Excerpts from an interface dataset:
------------------------

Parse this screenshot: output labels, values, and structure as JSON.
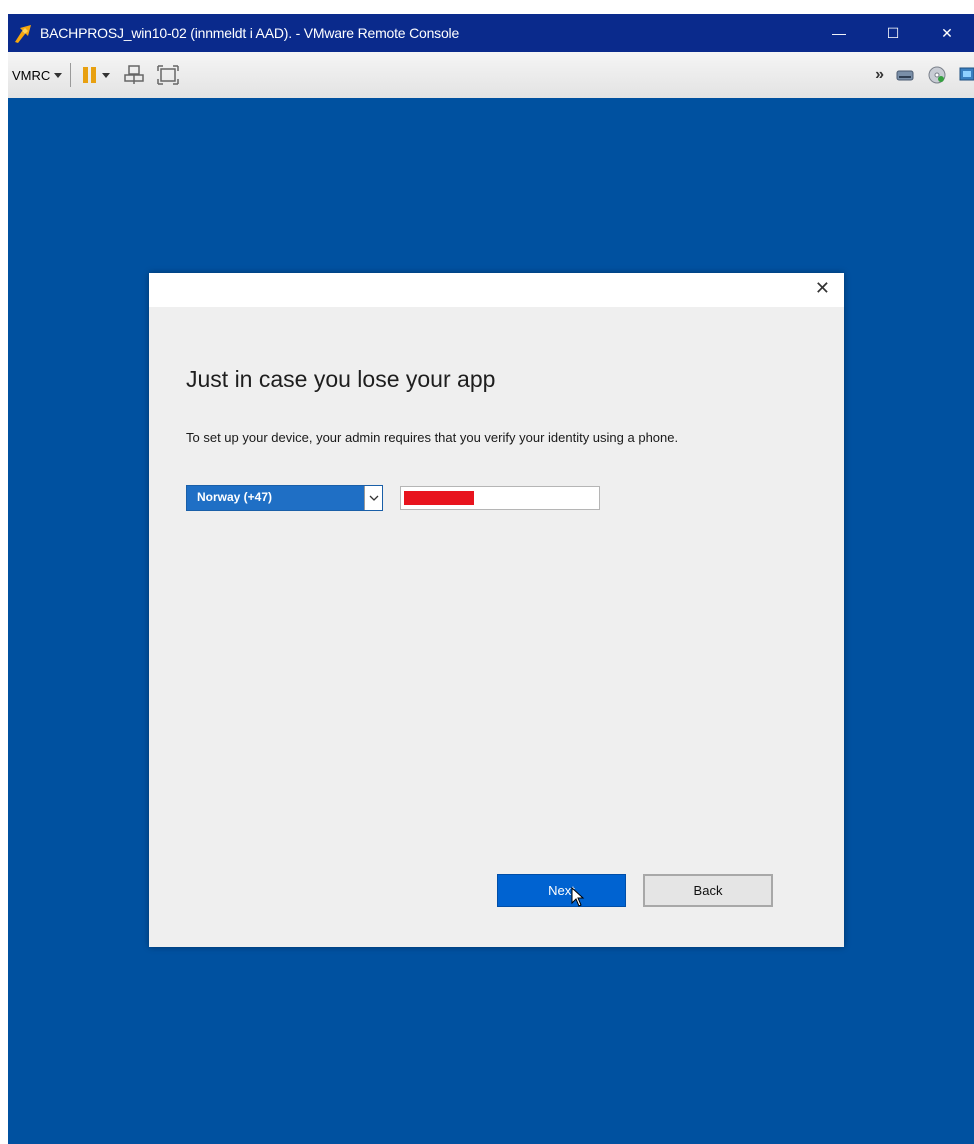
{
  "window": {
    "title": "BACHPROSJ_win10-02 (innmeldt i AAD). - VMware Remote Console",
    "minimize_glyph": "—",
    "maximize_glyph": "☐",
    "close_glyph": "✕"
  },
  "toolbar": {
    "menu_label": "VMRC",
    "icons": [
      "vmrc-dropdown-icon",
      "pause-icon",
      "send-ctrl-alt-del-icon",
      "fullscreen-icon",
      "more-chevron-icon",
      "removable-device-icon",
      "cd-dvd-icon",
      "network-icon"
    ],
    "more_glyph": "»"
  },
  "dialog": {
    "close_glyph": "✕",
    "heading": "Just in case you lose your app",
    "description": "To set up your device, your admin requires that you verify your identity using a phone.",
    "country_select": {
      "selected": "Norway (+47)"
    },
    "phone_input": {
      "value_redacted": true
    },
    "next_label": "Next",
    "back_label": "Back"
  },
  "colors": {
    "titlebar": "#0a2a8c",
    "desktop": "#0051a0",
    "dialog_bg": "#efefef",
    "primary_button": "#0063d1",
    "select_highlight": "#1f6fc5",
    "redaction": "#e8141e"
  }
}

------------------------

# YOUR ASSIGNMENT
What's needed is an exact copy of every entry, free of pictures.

# THE ANSWER
Parse this screenshot: output labels, values, and structure as JSON.
{
  "window": {
    "title": "BACHPROSJ_win10-02 (innmeldt i AAD). - VMware Remote Console",
    "minimize_glyph": "—",
    "maximize_glyph": "☐",
    "close_glyph": "✕"
  },
  "toolbar": {
    "menu_label": "VMRC",
    "icons": [
      "vmrc-dropdown-icon",
      "pause-icon",
      "send-ctrl-alt-del-icon",
      "fullscreen-icon",
      "more-chevron-icon",
      "removable-device-icon",
      "cd-dvd-icon",
      "network-icon"
    ],
    "more_glyph": "»"
  },
  "dialog": {
    "close_glyph": "✕",
    "heading": "Just in case you lose your app",
    "description": "To set up your device, your admin requires that you verify your identity using a phone.",
    "country_select": {
      "selected": "Norway (+47)"
    },
    "phone_input": {
      "value_redacted": true
    },
    "next_label": "Next",
    "back_label": "Back"
  },
  "colors": {
    "titlebar": "#0a2a8c",
    "desktop": "#0051a0",
    "dialog_bg": "#efefef",
    "primary_button": "#0063d1",
    "select_highlight": "#1f6fc5",
    "redaction": "#e8141e"
  }
}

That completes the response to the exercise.